**GIVEN INFORMATION**
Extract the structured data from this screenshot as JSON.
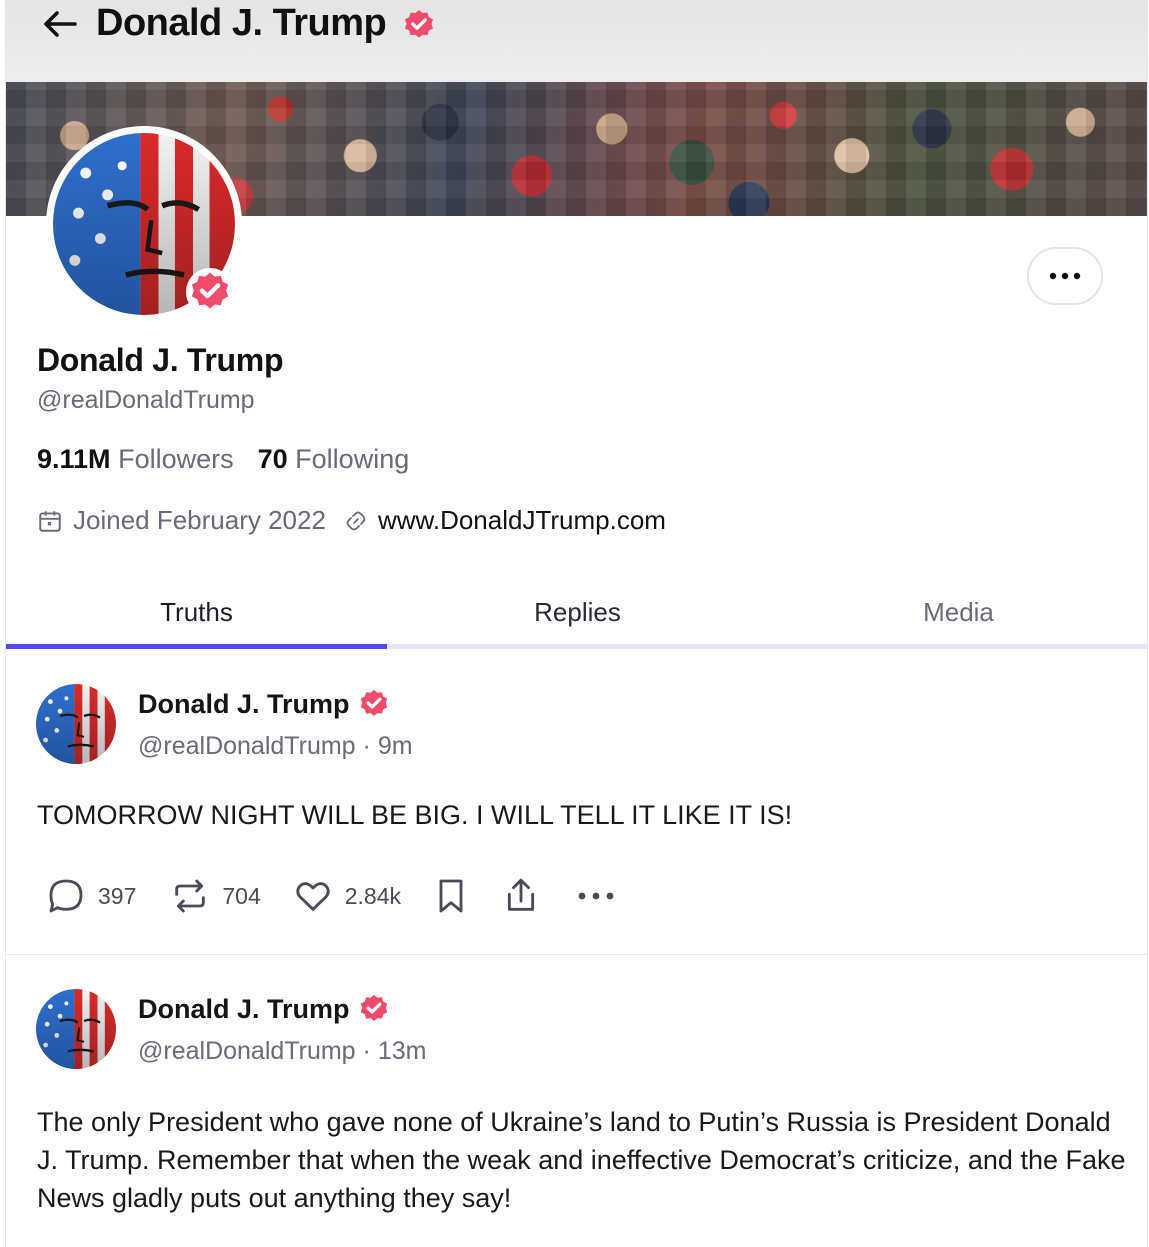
{
  "header": {
    "title": "Donald J. Trump"
  },
  "profile": {
    "name": "Donald J. Trump",
    "handle": "@realDonaldTrump",
    "followers_count": "9.11M",
    "followers_label": "Followers",
    "following_count": "70",
    "following_label": "Following",
    "joined": "Joined February 2022",
    "website": "www.DonaldJTrump.com"
  },
  "tabs": [
    {
      "label": "Truths",
      "active": true
    },
    {
      "label": "Replies",
      "active": false
    },
    {
      "label": "Media",
      "active": false
    }
  ],
  "posts": [
    {
      "author": "Donald J. Trump",
      "handle": "@realDonaldTrump",
      "time": "9m",
      "text": "TOMORROW NIGHT WILL BE BIG. I WILL TELL IT LIKE IT IS!",
      "replies": "397",
      "retruths": "704",
      "likes": "2.84k"
    },
    {
      "author": "Donald J. Trump",
      "handle": "@realDonaldTrump",
      "time": "13m",
      "text": "The only President who gave none of Ukraine’s land to Putin’s Russia is President Donald J. Trump. Remember that when the weak and ineffective Democrat’s criticize, and the Fake News gladly puts out anything they say!"
    }
  ],
  "colors": {
    "accent": "#5448ee",
    "verified_badge": "#ef4b6d",
    "muted_text": "#6a6a78"
  },
  "icons": [
    "back-arrow-icon",
    "verified-badge-icon",
    "more-icon",
    "calendar-icon",
    "link-icon",
    "reply-icon",
    "retruth-icon",
    "like-icon",
    "bookmark-icon",
    "share-icon"
  ]
}
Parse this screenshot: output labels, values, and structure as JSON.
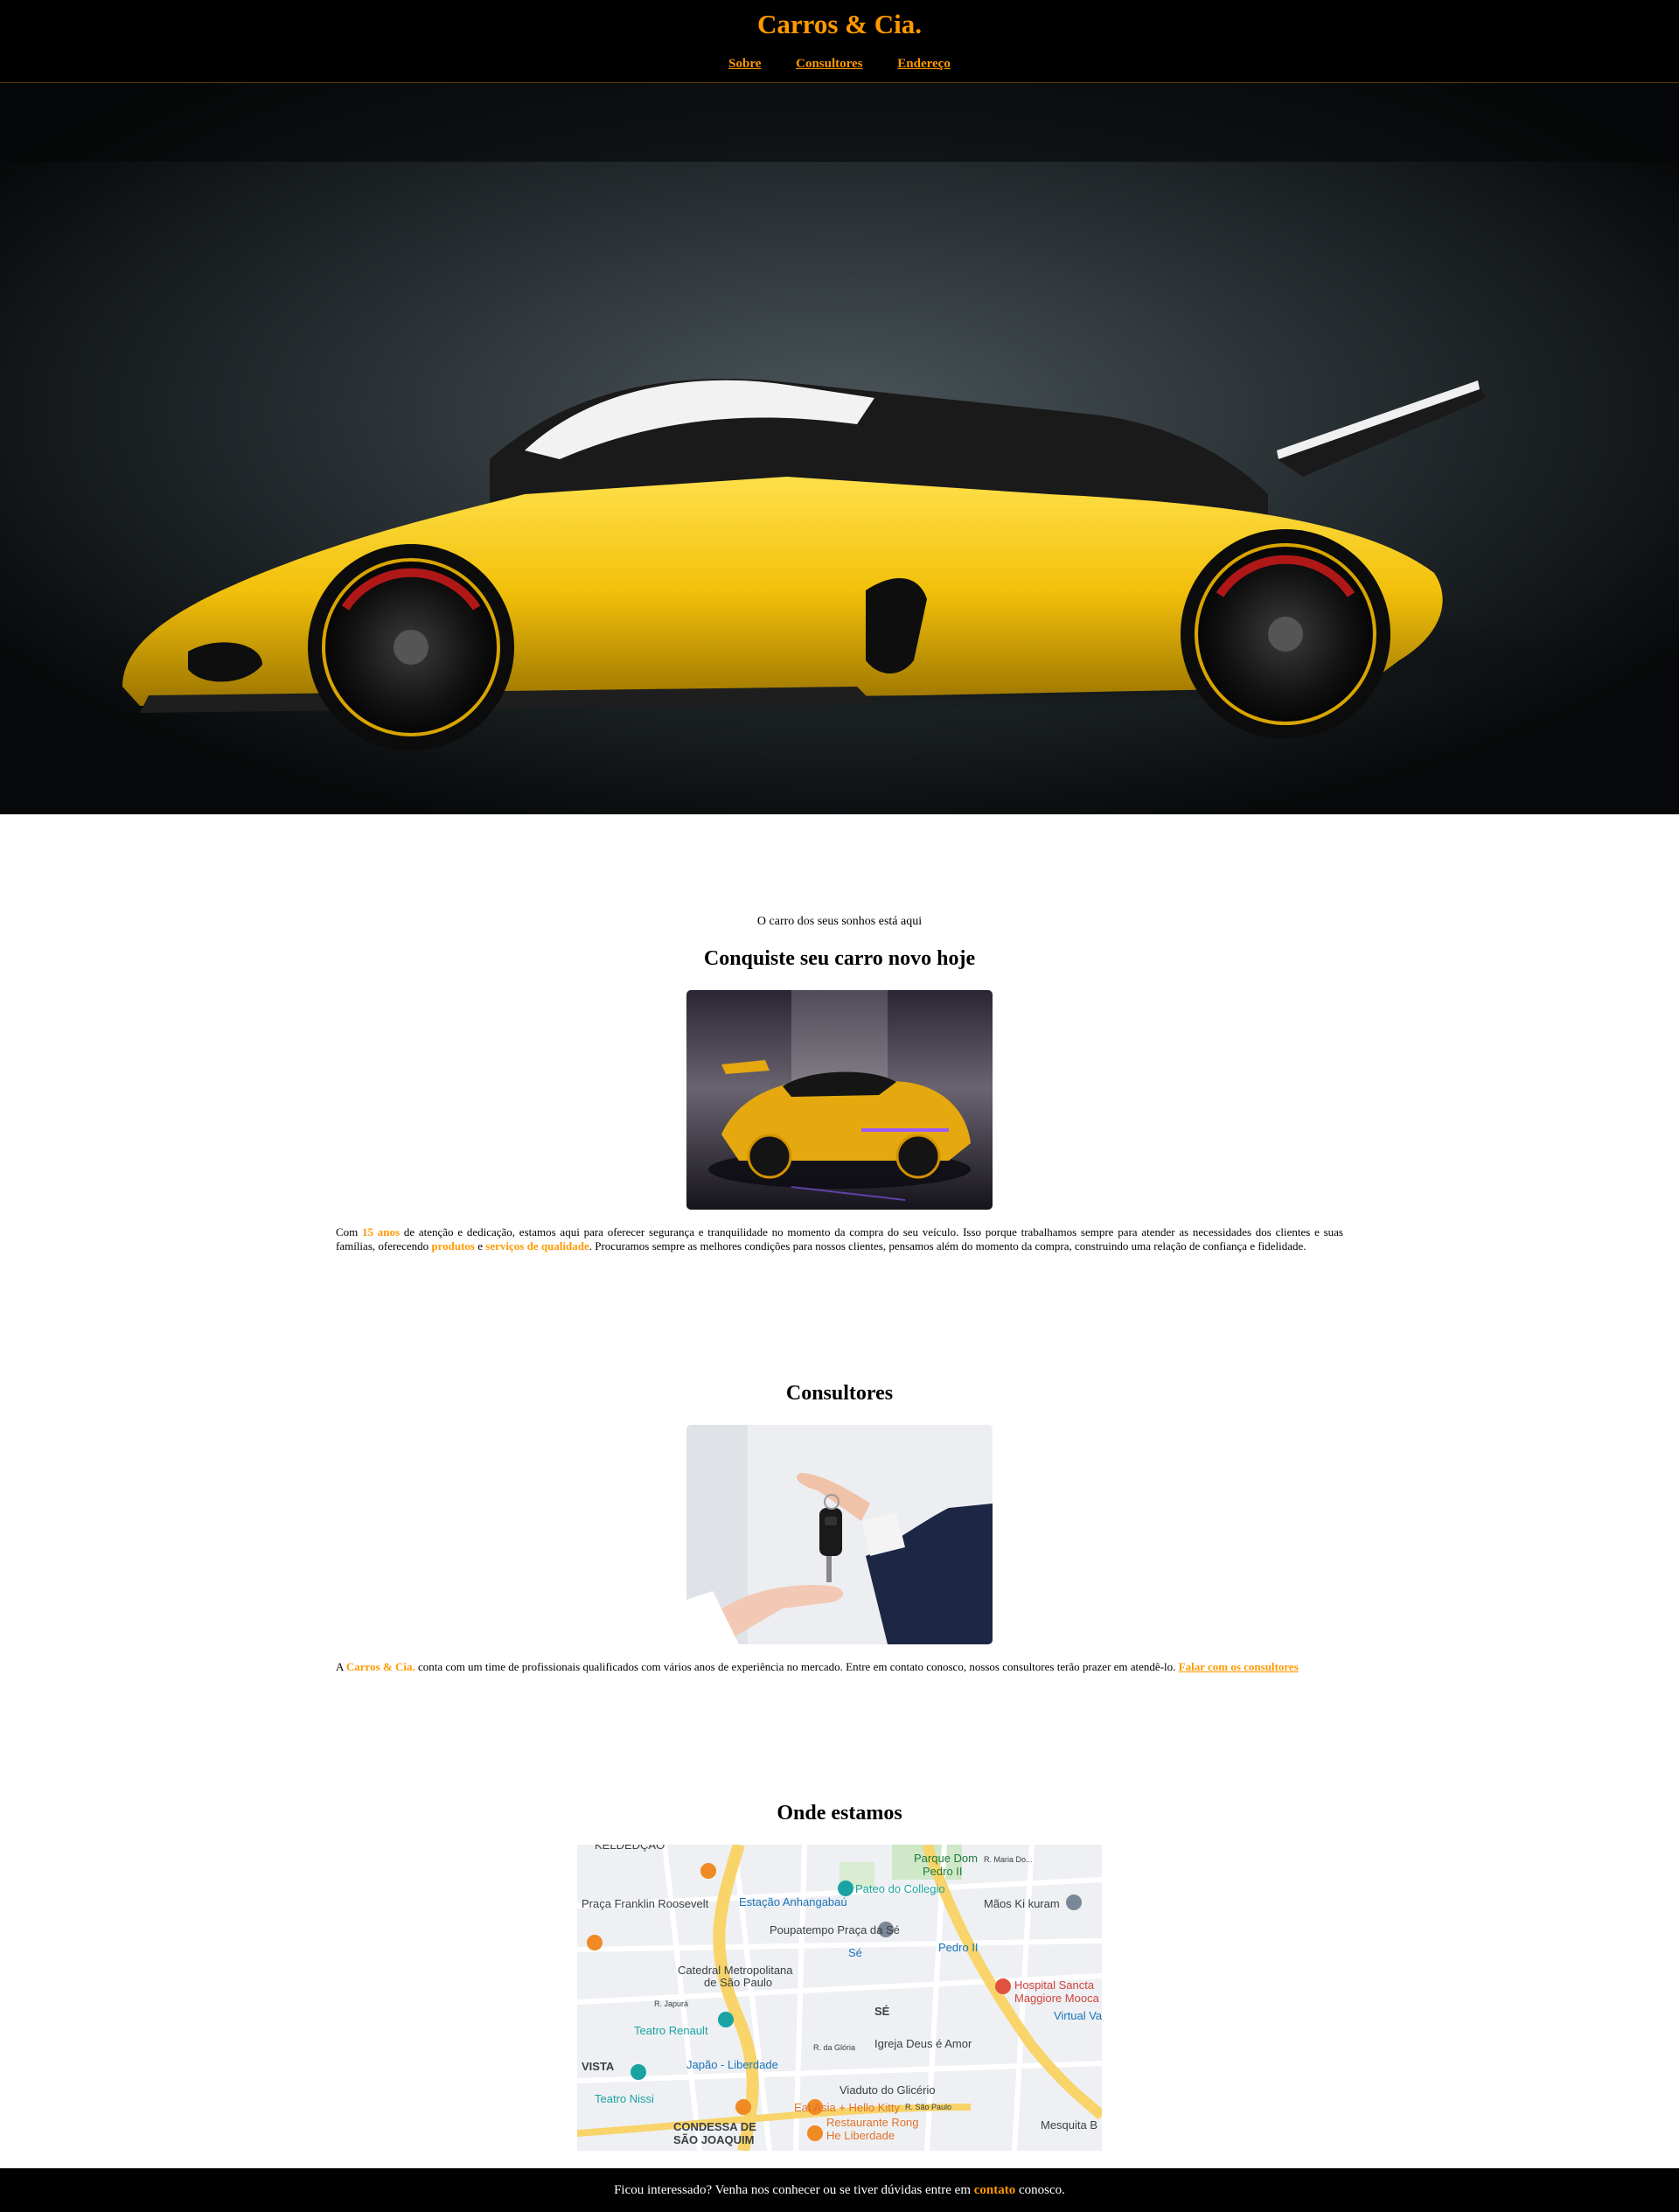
{
  "header": {
    "brand": "Carros & Cia.",
    "nav": [
      "Sobre",
      "Consultores",
      "Endereço"
    ]
  },
  "about": {
    "tagline": "O carro dos seus sonhos está aqui",
    "title": "Conquiste seu carro novo hoje",
    "p1": "Com ",
    "h1": "15 anos",
    "p2": " de atenção e dedicação, estamos aqui para oferecer segurança e tranquilidade no momento da compra do seu veículo. Isso porque trabalhamos sempre para atender as necessidades dos clientes e suas famílias, oferecendo ",
    "h2": "produtos",
    "p3": " e ",
    "h3": "serviços de qualidade",
    "p4": ". Procuramos sempre as melhores condições para nossos clientes, pensamos além do momento da compra, construindo uma relação de confiança e fidelidade."
  },
  "consultants": {
    "title": "Consultores",
    "p1": "A ",
    "h1": "Carros & Cia.",
    "p2": " conta com um time de profissionais qualificados com vários anos de experiência no mercado. Entre em contato conosco, nossos consultores terão prazer em atendê-lo. ",
    "link": "Falar com os consultores"
  },
  "location": {
    "title": "Onde estamos",
    "map_labels": {
      "top_cut": "KELDEDÇÃO",
      "parque": "Parque Dom",
      "parque2": "Pedro II",
      "rua_maria": "R. Maria Do...",
      "estacao": "Estação Anhangabaú",
      "pateo": "Pateo do Collegio",
      "praca": "Praça Franklin Roosevelt",
      "maos": "Mãos Ki kuram",
      "poupatempo": "Poupatempo Praça da Sé",
      "se_station": "Sé",
      "pedro2": "Pedro II",
      "catedral1": "Catedral Metropolitana",
      "catedral2": "de São Paulo",
      "hospital1": "Hospital Sancta",
      "hospital2": "Maggiore Mooca",
      "rua_japura": "R. Japurá",
      "se_district": "SÉ",
      "virtual": "Virtual Va",
      "teatro_renault": "Teatro Renault",
      "rua_gloria": "R. da Glória",
      "igreja": "Igreja Deus é Amor",
      "vista": "VISTA",
      "japao": "Japão - Liberdade",
      "viaduto": "Viaduto do Glicério",
      "teatro_nissi": "Teatro Nissi",
      "eat_asia": "Eat Asia + Hello Kitty",
      "rua_sao_paulo": "R. São Paulo",
      "condessa1": "CONDESSA DE",
      "condessa2": "SÃO JOAQUIM",
      "restaurante1": "Restaurante Rong",
      "restaurante2": "He Liberdade",
      "mesquita": "Mesquita B"
    }
  },
  "footer": {
    "t1": "Ficou interessado? Venha nos conhecer ou se tiver dúvidas entre em ",
    "link": "contato",
    "t2": " conosco."
  },
  "colors": {
    "accent": "#ff9900",
    "header_bg": "#000000"
  }
}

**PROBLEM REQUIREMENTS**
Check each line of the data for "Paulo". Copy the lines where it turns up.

**REPLY TO THE TASK**
      "catedral2": "de São Paulo",
      "rua_sao_paulo": "R. São Paulo",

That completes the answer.